In addition to the possible miscarriage, there can be problems depending upon other health factors.
If you are a pregnant woman with those three special precautions mentioned earlier – diabetes, low blood pressure, or kidney issues – stinging nettle may not be the right tonic for you. You must talk to your doctor first.
Does Safety Depend Upon Trimester?
Absolutely. Even herbalists and natural health care providers tend to agree that stinging nettle is best reserved for the second and third trimester.
Taking stinging nettle – or any other herb that can stimulate the uterus during the first trimester – may exacerbate the chance of miscarriage.
Once again, consult your health care provider to best time your nettle herbal tea usage if you do choose to partake.
Stinging Nettle for Breastfeeding?
For many years, stinging nettle has been prescribed by herbalists to help new mothers with their milk production. Like in pregnancy tea, nettle can often be found in herbal tea blends for milk production.

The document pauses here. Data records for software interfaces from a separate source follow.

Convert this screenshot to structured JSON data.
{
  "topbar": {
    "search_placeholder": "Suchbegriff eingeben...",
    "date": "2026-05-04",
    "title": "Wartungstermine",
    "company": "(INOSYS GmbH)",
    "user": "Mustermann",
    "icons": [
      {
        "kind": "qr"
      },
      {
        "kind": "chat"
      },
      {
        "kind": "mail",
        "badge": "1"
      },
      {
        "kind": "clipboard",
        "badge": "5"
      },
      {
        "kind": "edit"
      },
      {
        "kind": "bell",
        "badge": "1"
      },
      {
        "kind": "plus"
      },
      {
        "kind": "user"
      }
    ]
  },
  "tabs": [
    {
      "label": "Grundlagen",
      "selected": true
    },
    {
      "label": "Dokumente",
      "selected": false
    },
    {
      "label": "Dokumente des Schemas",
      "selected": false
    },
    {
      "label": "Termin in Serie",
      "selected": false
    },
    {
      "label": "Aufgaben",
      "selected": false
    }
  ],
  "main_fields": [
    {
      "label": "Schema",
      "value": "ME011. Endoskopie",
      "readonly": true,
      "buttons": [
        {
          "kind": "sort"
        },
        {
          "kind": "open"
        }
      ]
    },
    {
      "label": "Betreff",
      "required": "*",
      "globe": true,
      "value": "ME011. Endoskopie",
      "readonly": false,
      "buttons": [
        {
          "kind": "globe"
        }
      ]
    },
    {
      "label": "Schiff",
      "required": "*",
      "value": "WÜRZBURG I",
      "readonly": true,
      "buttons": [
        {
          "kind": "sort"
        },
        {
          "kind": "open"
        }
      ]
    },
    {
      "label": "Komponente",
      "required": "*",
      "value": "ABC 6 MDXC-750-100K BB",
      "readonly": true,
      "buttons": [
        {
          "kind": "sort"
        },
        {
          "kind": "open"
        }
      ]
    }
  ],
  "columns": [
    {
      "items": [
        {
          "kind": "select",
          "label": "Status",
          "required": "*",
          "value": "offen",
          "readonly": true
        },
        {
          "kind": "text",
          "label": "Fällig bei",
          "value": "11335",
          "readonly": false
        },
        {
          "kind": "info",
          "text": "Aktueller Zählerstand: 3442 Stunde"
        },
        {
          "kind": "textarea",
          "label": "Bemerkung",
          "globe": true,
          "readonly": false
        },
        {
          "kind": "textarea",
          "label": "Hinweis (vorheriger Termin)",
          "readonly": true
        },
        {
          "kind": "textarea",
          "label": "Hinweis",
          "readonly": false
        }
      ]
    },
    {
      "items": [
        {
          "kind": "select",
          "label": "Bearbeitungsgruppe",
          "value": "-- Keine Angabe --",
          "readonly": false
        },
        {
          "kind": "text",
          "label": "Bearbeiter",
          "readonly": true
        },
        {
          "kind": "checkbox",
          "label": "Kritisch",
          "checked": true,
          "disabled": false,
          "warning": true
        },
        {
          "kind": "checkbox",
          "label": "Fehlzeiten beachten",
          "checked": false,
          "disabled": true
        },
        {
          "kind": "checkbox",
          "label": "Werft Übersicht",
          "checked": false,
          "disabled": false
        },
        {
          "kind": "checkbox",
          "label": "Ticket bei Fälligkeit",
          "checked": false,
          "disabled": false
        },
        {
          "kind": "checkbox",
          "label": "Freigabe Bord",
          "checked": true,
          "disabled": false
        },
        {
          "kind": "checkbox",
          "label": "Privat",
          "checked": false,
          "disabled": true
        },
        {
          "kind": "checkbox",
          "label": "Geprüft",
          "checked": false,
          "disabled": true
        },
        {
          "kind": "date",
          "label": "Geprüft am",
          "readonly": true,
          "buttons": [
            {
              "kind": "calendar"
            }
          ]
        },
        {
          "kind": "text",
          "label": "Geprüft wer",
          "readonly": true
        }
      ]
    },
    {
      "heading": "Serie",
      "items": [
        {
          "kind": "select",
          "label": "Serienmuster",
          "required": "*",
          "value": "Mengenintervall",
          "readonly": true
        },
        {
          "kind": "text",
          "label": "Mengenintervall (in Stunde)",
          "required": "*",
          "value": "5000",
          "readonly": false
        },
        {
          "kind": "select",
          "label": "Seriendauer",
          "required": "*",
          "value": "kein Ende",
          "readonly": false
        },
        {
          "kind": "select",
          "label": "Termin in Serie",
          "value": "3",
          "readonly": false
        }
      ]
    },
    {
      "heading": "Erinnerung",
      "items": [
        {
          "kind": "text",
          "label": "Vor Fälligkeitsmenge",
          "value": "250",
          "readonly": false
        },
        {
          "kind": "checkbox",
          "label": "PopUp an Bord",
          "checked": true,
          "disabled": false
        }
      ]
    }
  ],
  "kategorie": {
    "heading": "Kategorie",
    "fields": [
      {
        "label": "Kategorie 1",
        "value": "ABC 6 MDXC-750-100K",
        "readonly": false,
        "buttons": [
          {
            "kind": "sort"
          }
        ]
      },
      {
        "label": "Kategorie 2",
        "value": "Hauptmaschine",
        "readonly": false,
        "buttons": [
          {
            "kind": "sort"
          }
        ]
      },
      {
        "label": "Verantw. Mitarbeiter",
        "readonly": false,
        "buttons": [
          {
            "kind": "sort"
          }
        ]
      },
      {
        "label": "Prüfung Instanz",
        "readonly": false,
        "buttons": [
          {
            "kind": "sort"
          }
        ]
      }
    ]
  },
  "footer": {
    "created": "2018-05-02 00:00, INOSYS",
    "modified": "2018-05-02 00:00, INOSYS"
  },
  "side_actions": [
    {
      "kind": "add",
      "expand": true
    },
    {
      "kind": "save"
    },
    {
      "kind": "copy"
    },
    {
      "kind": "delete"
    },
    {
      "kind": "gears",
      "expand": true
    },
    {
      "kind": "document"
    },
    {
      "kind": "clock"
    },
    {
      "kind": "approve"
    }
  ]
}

Herbalists like stinging nettle for not only increasing the quantity of breast milk, but also the quality.
However, there are no medical studies saying it is safe for breastfeeding women.
There are also no studies saying it is unsafe for breastfeeding women – with one exception: if you do choose to use stinging nettle to improve breast milk supply, do not ever put it topically. There are reports of infants getting rashes from their mother’s topical use of the herb.
So, Should You Take Stinging Nettle while Pregnant or What?
Now that you know more about stinging nettle, why it is loved, and why it is feared – you have more information to make your pregnancy plan.
If you are interested in getting as many health benefits for you and your unborn baby via all-natural sources and find yourself interested in taking a traditional tonic for pregnant women, just talk to your doctor first.
He or she will guide you to the perfect choice to keep you and your babe safe and healthy throughout the pregnancy, delivery, and postpartum.